Yale University School of Medicine and Yale-New Haven Hospital provide training for residents seeking Board certification in Anatomic Pathology (AP), Clinical Pathology (CP), and both Anatomic and Clinical Pathology (AP/CP). The Residency Program’s mission is to provide comprehensive post-graduate training in anatomical and clinical pathology, and to prepare physicians for leadership in clinical practice, research, and academia. We produce world-class physicians and physician-scientists capable of fulfilling the role of the pathologist as a diagnostic consultant and of advancing the field of pathology. The physician-scientist training and research are supported by NIH-funded departmental training grants. Training in Pathology is provided by both the Department of Pathology and the Department of Laboratory Medicine, coordinated into a single Residency Program. Working together, the two departments assure strong training in both Anatomic and Clinical Pathology. The Smilow Cancer hospital at Yale-New Haven, Southern New England’s only national cancer institute designated comprehensive cancer center, further enhances the volume of material available for training. Rotations at the West Haven campus of the Veterans Administration Healthcare System (VA) and at Bridgeport Hospital in Bridgeport, CT, and the Office of the Medical Examiner in Farmington, CT broaden the training experience by exposing residents to different practice environments. Yale-New Haven Hospital is the fourth largest hospital in the U.S. Residents acquire a fundamental knowledge and understanding of the various subspecialties of anatomic and clinical pathology. The core AP training is 24 months. Core CP training is 18 months. Combined training provides several options for the sequence of the core training, which is then supplemented with six months of flexible training opportunities, including transitional fellowship-level training and basic research (experimental pathology). In anatomic pathology, approximately 50,000 surgical specimens, 99,000 cytology specimens, and 243 autopsies are studied yearly. The laboratory medicine program provides training in clinical chemistry, hematology, immunology, transfusion medicine, and microbiology/virology and cell therapy. The Laboratory Medicine department is responsible for more than 13,000,000 annual lab tests, including reference testing for many other institutions. Molecular diagnostics experience and informatics exposure, both formal and informal, is integrated into both anatomic and clinical pathology training. Opportunities for in-depth experience with research are available for those interested, and may be pursued not only within the two Departments, but also with mentors in other basic science or clinical departments in the School of Medicine, School of Public Health, and Yale University. Pathology residents are responsible for the presentation of cases at interdepartmental conferences and participate in Pathology and Laboratory Medicine course laboratories for second-year medical students. Follow-on fellowship opportunities are available in a wide range of subspecialty areas in both anatomic and clinical pathology.
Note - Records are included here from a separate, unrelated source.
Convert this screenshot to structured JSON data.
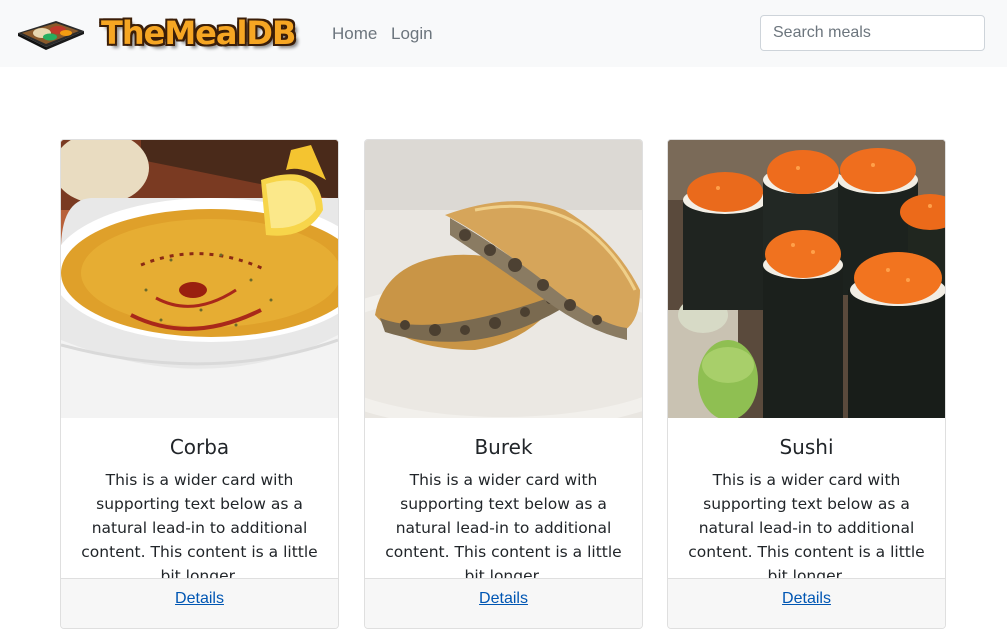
{
  "brand": {
    "name": "TheMealDB"
  },
  "nav": {
    "items": [
      {
        "label": "Home"
      },
      {
        "label": "Login"
      }
    ]
  },
  "search": {
    "placeholder": "Search meals",
    "value": ""
  },
  "meals": [
    {
      "title": "Corba",
      "text": "This is a wider card with supporting text below as a natural lead-in to additional content. This content is a little bit longer.",
      "link": "Details"
    },
    {
      "title": "Burek",
      "text": "This is a wider card with supporting text below as a natural lead-in to additional content. This content is a little bit longer.",
      "link": "Details"
    },
    {
      "title": "Sushi",
      "text": "This is a wider card with supporting text below as a natural lead-in to additional content. This content is a little bit longer.",
      "link": "Details"
    }
  ],
  "colors": {
    "navbar_bg": "#f8f9fa",
    "link": "#0056b3",
    "brand_orange": "#f6a623"
  }
}
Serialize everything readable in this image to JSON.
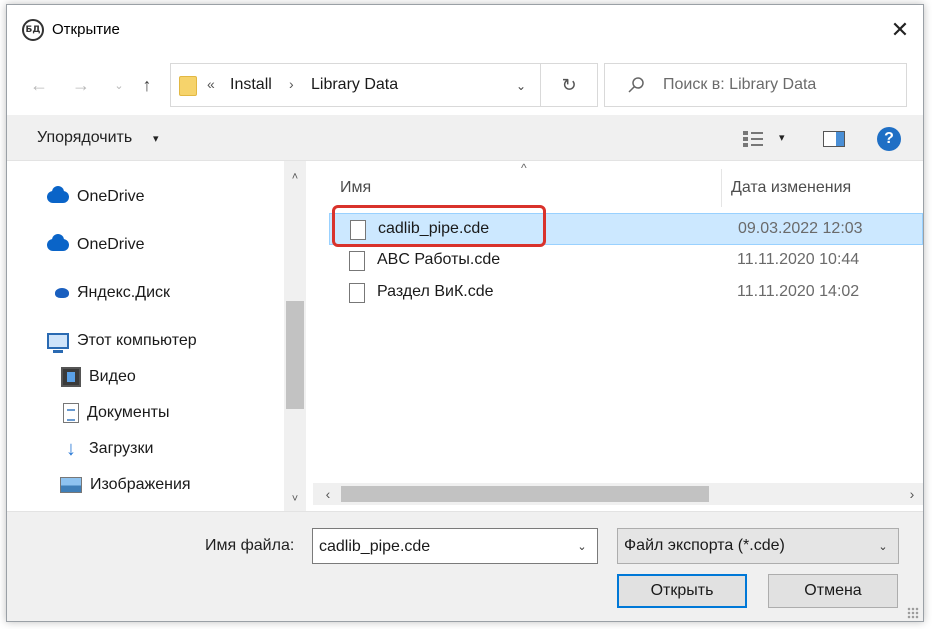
{
  "window": {
    "app_icon_text": "БД",
    "title": "Открытие",
    "close_glyph": "✕"
  },
  "navigation": {
    "back_glyph": "←",
    "forward_glyph": "→",
    "recent_glyph": "⌄",
    "up_glyph": "↑",
    "breadcrumb": {
      "overflow": "«",
      "items": [
        "Install",
        "Library Data"
      ],
      "separator": "›"
    },
    "address_dropdown_glyph": "⌄",
    "refresh_glyph": "↻",
    "search_placeholder": "Поиск в: Library Data"
  },
  "toolbar": {
    "organize_label": "Упорядочить",
    "organize_caret": "▾",
    "view_caret": "▾",
    "help_glyph": "?"
  },
  "nav_pane": {
    "items": [
      {
        "label": "OneDrive",
        "icon": "onedrive-icon"
      },
      {
        "label": "OneDrive",
        "icon": "onedrive-icon"
      },
      {
        "label": "Яндекс.Диск",
        "icon": "yandex-disk-icon"
      },
      {
        "label": "Этот компьютер",
        "icon": "computer-icon"
      },
      {
        "label": "Видео",
        "icon": "video-folder-icon"
      },
      {
        "label": "Документы",
        "icon": "documents-folder-icon"
      },
      {
        "label": "Загрузки",
        "icon": "downloads-folder-icon"
      },
      {
        "label": "Изображения",
        "icon": "pictures-folder-icon"
      }
    ],
    "scroll_up_glyph": "˄",
    "scroll_down_glyph": "˅"
  },
  "file_list": {
    "sort_glyph": "^",
    "columns": {
      "name": "Имя",
      "date": "Дата изменения"
    },
    "rows": [
      {
        "name": "cadlib_pipe.cde",
        "date": "09.03.2022 12:03",
        "selected": true
      },
      {
        "name": "ABC Работы.cde",
        "date": "11.11.2020 10:44",
        "selected": false
      },
      {
        "name": "Раздел ВиК.cde",
        "date": "11.11.2020 14:02",
        "selected": false
      }
    ],
    "hscroll_left_glyph": "‹",
    "hscroll_right_glyph": "›"
  },
  "bottom": {
    "filename_label": "Имя файла:",
    "filename_value": "cadlib_pipe.cde",
    "filename_caret": "⌄",
    "filetype_value": "Файл экспорта (*.cde)",
    "filetype_caret": "⌄",
    "open_label": "Открыть",
    "cancel_label": "Отмена"
  },
  "colors": {
    "selection_bg": "#cce8ff",
    "highlight_box": "#d9322b",
    "accent": "#0078d7"
  }
}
The program is accredited by the ACGME for 32 positions. Of these, 8 are first-year positions. Residents may arrange a program comprising straight anatomic (AP), straight clinical (CP), or a combination of anatomic and clinical pathology (AP/CP). Please be sure to specify your track preference when applying. Within each track, residents can pursue one of two career paths: “diagnostic practice” or “physician scientist”.